[Items from a dataset]
════════════════

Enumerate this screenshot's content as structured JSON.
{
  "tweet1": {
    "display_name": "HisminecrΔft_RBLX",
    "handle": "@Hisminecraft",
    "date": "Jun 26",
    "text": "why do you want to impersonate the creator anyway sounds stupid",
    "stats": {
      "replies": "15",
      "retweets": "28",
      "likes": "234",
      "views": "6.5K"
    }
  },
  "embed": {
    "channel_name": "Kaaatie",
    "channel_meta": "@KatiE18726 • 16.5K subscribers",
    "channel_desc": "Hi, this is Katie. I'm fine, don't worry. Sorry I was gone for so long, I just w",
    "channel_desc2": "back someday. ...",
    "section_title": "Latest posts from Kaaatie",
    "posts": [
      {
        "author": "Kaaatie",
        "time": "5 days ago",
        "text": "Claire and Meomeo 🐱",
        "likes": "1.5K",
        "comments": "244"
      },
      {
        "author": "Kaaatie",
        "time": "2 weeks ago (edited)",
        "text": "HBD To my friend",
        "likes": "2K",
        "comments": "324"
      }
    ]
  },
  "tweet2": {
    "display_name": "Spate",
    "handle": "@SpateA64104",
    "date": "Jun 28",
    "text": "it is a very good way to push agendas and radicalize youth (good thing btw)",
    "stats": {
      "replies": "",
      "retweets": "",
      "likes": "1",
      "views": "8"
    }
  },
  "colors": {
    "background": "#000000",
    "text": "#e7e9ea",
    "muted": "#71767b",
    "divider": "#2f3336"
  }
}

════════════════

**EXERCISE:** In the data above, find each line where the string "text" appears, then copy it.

**FINAL ANSWER:**
    "text": "why do you want to impersonate the creator anyway sounds stupid",
        "text": "Claire and Meomeo 🐱",
        "text": "HBD To my friend",
    "text": "it is a very good way to push agendas and radicalize youth (good thing btw)",
    "text": "#e7e9ea",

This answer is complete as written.